It reminded me what a Professor at Columbia told me – that when you expand from two variables to there, your conclusions can completely change. Sadly few of the studies I saw took that leap into three dimensional thought.
Because everything was studied at the level of individual phenomenon, there was no criticism of the system – the nation state system – despite what I see as a systematic failure that is the root cause of conflict. All the solutions were within that existing system. But we were in Africa, were faulty colonial borders have been the source of numerous conflicts. South Sudan, anyone?
At a conference where 95% of the attendees were from global north, mostly colonizing states, and where I found only one black South African in attendance, it was a voice that was silent. Nation-state are perceived as natural in Europe. Thus, they must be natural everywhere. Alternative theories, methods that might include non-state centric theories of conflict management, were never voiced even though we were on African soil. Instead, I heard biased, Euro-centric solutions that worked in the Netherlands, but missed the big picture. It merely sustained the system that allowed you to be on top.
If it were not for AC4, and their assistance in bringing more diversity to the conference, it would have only been worse. Us seven scholarship winners represented most of the diversity – I as an Indian-American International Relations scholar, and the winners from developing countries; Tajikistan, India, Nigeria, Cyprus, and Tanzania. But it felt strange, to be in South Africa and be in an more environment with less diversity, less internationalism, than my program at Columbia University. There were more Africans at SIPA than at IACM.
IACM needs to build on what AC4 does, and its home institution, the Earth Institute, and expand its disciplinary horizons.
The highlight of the conference was the keynote given by 2011 Nobel Prize Winner, Leymah Gbowee of Liberia. I felt that she was speaking to my concerns, slowly, with conviction, from outside of academia, pausing to look at us, her audience. She needed no powerpoint to prove her point, no figures, no variables, no studies. She was speaking from experience, as a humanitarian, about how complex, how difficult, and how long recovering from conflict takes place.

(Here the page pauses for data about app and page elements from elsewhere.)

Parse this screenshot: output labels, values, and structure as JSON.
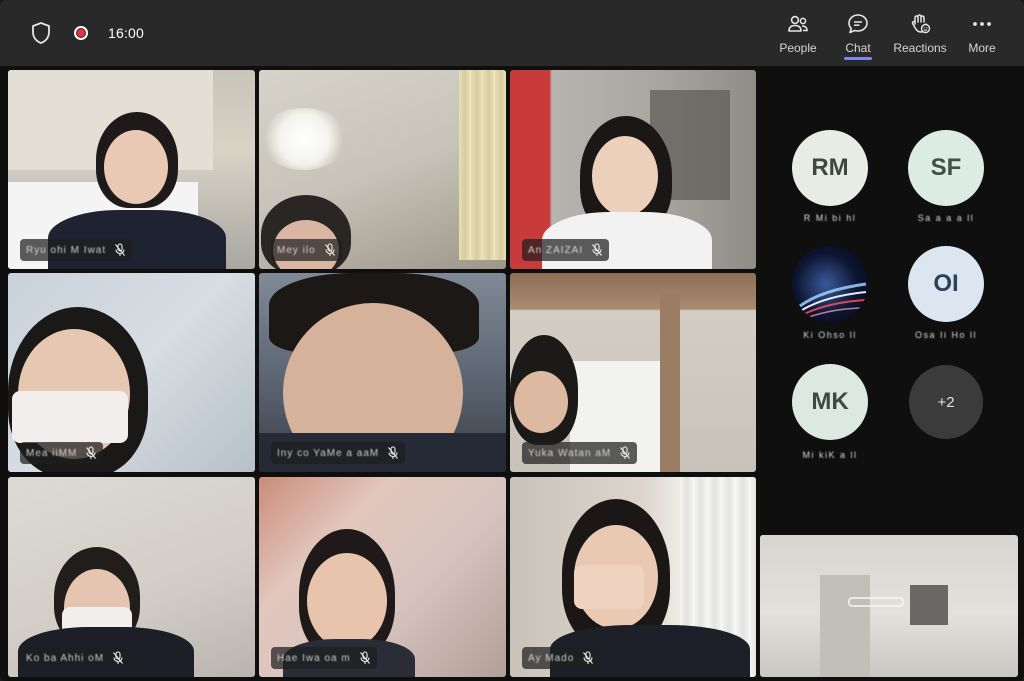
{
  "toolbar": {
    "time": "16:00",
    "people_label": "People",
    "chat_label": "Chat",
    "reactions_label": "Reactions",
    "more_label": "More"
  },
  "tiles": [
    {
      "name": "Ryu  ohi  M  Iwat"
    },
    {
      "name": "Mey  ilo"
    },
    {
      "name": "An  ZAIZAI"
    },
    {
      "name": "Mea  iiMM"
    },
    {
      "name": "Iny  co  YaMe  a  aaM"
    },
    {
      "name": "Yuka  Watan  aM"
    },
    {
      "name": "Ko  ba  Ahhi  oM"
    },
    {
      "name": "Hae  Iwa  oa  m"
    },
    {
      "name": "Ay  Mado"
    }
  ],
  "roster": [
    {
      "initials": "RM",
      "name": "R  Mi  bi  hl"
    },
    {
      "initials": "SF",
      "name": "Sa  a  a  a  ll"
    },
    {
      "initials": "",
      "name": "Ki  Ohso  ll"
    },
    {
      "initials": "OI",
      "name": "Osa  Ii  Ho  ll"
    },
    {
      "initials": "MK",
      "name": "Mi  kiK  a  ll"
    },
    {
      "initials": "+2",
      "name": ""
    }
  ],
  "colors": {
    "topbar": "#292929",
    "stage": "#0f0f0f",
    "accent": "#7f85f5",
    "record": "#e5323f"
  },
  "icons": [
    "shield-icon",
    "record-icon",
    "people-icon",
    "chat-icon",
    "reactions-icon",
    "more-icon",
    "mic-off-icon"
  ]
}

“Every culture heals differently,” she said. Culture is not a variable, nor it is something that can be changed through education, not it is merely nationality – a childish simplification I saw in several studies. Comparing the difference in reactions between Chinese students and German students in a study does not allow you to see “culture” empirically. The only way to understand and change a culture is through being part of that culture, and patience.

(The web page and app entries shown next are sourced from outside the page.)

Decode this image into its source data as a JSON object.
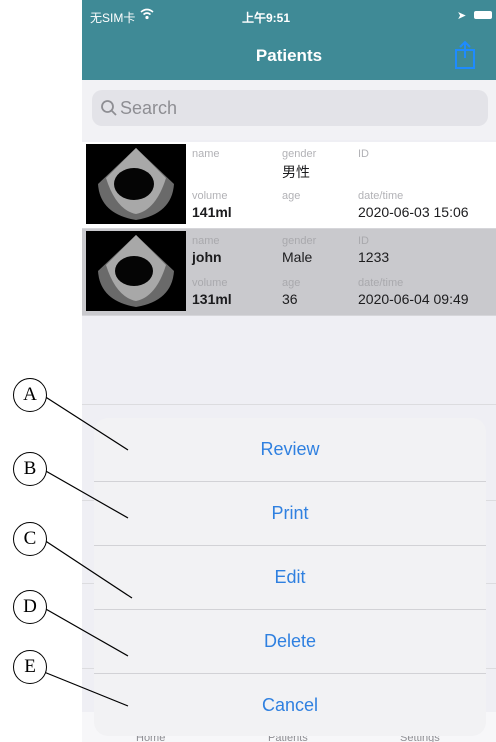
{
  "status_bar": {
    "carrier": "无SIM卡",
    "time": "上午9:51"
  },
  "nav": {
    "title": "Patients",
    "share_icon": "share-icon"
  },
  "search": {
    "placeholder": "Search"
  },
  "patients": [
    {
      "name_label": "name",
      "name": "",
      "gender_label": "gender",
      "gender": "男性",
      "id_label": "ID",
      "id": "",
      "volume_label": "volume",
      "volume": "141ml",
      "age_label": "age",
      "age": "",
      "datetime_label": "date/time",
      "datetime": "2020-06-03 15:06",
      "selected": false
    },
    {
      "name_label": "name",
      "name": "john",
      "gender_label": "gender",
      "gender": "Male",
      "id_label": "ID",
      "id": "1233",
      "volume_label": "volume",
      "volume": "131ml",
      "age_label": "age",
      "age": "36",
      "datetime_label": "date/time",
      "datetime": "2020-06-04 09:49",
      "selected": true
    }
  ],
  "action_sheet": {
    "review": "Review",
    "print": "Print",
    "edit": "Edit",
    "delete": "Delete",
    "cancel": "Cancel"
  },
  "tab_bar": {
    "home": "Home",
    "patients": "Patients",
    "settings": "Settings"
  },
  "callouts": {
    "a": "A",
    "b": "B",
    "c": "C",
    "d": "D",
    "e": "E"
  },
  "colors": {
    "nav_bar": "#3f8a96",
    "action_text": "#2f80e0"
  }
}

Besides Ms. Gbowee and the other scholarship winners, I saw few examples of that in Stellenbosch.
Unfortunately, from Spier, far away from the townships of South Africa, only accessible through organized, bus tours, we did not even get to see the realities of this country’s great struggle. In our mini-Europe, we could lie in safety with our studies, notwithstanding the experiences of millions so close, yet so far. We listened and cheered to Ms. Gbowee’s powerful speech, but did we really understand?
Luckily, I choose to stay here a month, and got to have a more holistic experience, including visiting Robben Island. Not a single other person at the conference was doing anything similar, to my surprise and disappointment.
The travels, in the end, were the true heart of my journey in Southern Africa. But that, my friends, is another post.